Careers Advice for Young People Needs Our Attention

02/09/2015 16:29 BST | Updated 31/08/2016 10:59 BST

Over the past few weeks we have seen a continuous stream of media coverage about the success of young people in this country - record numbers have secured places at universities and more sixteen year olds have passed their GCSEs than ever before. If education results are a barometer of the future potential of the UK's economic development then we are in a strong position. However, alongside these positive results was news from the Chartered Institute of Personnel and Development demonstrating that over 58% of recent graduates are in jobs deemed to be for non-graduates. For those entering university or starting their careers this summer it is an extremely nerve wracking time - academic success is no longer the guarantee it once was.

Anxiety about future career prospects is unfortunately increasingly common in young people. I was recently at a school in south London, talking to a group of 16-18 year old girls about their futures. After only a few minutes it became apparent that, although excited for the future, the fear of making wrong decisions was of huge concern.

I was also surprised by the low awareness level of the career opportunities available to them. Most were considering traditional degrees which would lead to roles directly related to the subjects they're taking at GSCE level, i.e. medicine, teaching, law, etc; and the majority had limited understanding of other routes they could explore. It struck me that a lack of knowledge about the numerous career opportunities available was, in part, contributing to their anxiety. The fear of failing was made all the greater by the fact they felt they only had a handful of career opportunities.

We cannot afford to ignore this very real gap in young people's knowledge about the wide variety of career opportunities that are available. We need them to know that a psychology degree doesn't just lead to clinical psychology, but opens doors to talent management, risk analysis, client handling, and business consultancy to name just a few. An important aspect of my role at Bank of America Merrill Lynch is exploring how we secure the best talent for the future development of our business. The world of work is constantly evolving and new technologies are changing the way we do business and the very structures of our economies. Anticipating the requirements of our future workforce is therefore incredibly important to our resilience as a business.

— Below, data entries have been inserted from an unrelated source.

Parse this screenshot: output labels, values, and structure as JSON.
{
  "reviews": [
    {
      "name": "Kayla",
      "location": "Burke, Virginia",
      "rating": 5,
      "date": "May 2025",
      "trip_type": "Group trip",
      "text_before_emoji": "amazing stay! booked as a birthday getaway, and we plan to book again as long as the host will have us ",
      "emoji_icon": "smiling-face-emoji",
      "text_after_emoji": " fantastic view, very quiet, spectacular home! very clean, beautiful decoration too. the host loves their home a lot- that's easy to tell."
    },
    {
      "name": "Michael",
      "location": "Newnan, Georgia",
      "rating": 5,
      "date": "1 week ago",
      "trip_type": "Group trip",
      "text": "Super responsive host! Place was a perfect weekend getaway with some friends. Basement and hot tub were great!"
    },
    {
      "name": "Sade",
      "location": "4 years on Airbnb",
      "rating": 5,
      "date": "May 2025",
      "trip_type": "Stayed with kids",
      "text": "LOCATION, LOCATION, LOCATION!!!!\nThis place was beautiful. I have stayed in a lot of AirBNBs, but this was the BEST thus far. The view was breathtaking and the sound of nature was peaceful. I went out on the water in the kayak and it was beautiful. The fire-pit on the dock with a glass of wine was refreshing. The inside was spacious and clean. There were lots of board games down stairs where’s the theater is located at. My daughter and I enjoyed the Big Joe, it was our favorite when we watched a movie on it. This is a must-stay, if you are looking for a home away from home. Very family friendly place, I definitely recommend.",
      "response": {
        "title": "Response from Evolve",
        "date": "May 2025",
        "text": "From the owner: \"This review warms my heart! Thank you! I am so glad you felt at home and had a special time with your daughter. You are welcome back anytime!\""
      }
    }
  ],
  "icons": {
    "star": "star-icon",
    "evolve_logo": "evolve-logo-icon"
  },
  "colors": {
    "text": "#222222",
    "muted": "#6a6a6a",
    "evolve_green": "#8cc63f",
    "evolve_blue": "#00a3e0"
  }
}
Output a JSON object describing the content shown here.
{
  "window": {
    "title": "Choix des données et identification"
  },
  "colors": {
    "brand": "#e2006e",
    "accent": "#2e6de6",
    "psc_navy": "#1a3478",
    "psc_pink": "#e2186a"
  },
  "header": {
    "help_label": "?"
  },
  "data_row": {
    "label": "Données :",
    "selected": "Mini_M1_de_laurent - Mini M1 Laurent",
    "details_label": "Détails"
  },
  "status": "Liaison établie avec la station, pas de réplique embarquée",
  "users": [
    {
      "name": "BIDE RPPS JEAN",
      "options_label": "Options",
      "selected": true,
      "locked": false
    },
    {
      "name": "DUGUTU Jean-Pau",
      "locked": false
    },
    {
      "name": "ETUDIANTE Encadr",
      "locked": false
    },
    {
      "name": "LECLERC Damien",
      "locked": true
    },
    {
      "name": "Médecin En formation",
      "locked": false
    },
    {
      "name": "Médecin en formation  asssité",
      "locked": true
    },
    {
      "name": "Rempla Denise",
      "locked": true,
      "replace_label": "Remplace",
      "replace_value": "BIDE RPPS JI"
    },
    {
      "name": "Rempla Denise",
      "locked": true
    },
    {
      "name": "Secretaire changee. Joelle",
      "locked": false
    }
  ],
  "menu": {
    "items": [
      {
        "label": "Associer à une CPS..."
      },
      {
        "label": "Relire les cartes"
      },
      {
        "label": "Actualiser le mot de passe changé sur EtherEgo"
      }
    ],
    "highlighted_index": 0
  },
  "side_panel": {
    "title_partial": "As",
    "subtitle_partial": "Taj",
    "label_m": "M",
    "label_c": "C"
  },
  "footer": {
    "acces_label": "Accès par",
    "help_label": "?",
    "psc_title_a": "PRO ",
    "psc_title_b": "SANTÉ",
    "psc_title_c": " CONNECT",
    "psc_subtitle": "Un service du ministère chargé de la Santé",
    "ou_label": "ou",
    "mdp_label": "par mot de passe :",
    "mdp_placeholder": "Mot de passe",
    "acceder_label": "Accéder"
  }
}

Looking at Financial Services in particular, challenges I'm constantly faced with when talking to young people are the stereotypes and preconceptions around careers in this sector. It is inconceivable for many that you can work for a bank without studying maths for example. Yet the vast majority of our employees do not have a mathematical background. In fact, we proactively target people from different backgrounds - from the arts and humanities, to those who are perhaps seeking a new direction or sector such as ex-military personnel or mums returning after a career break. As such, there is a need for us to focus our recruitment and talent development strategy on informing and educating from a young age on the variety of roles companies such as ours can offer.

We recognise that if we want to keep ahead, we need to demystify the preconceptions that surround the world of work. And as responsible employees, it is our duty to help inspire and educate the next generation, so that they can make informed decisions about their futures.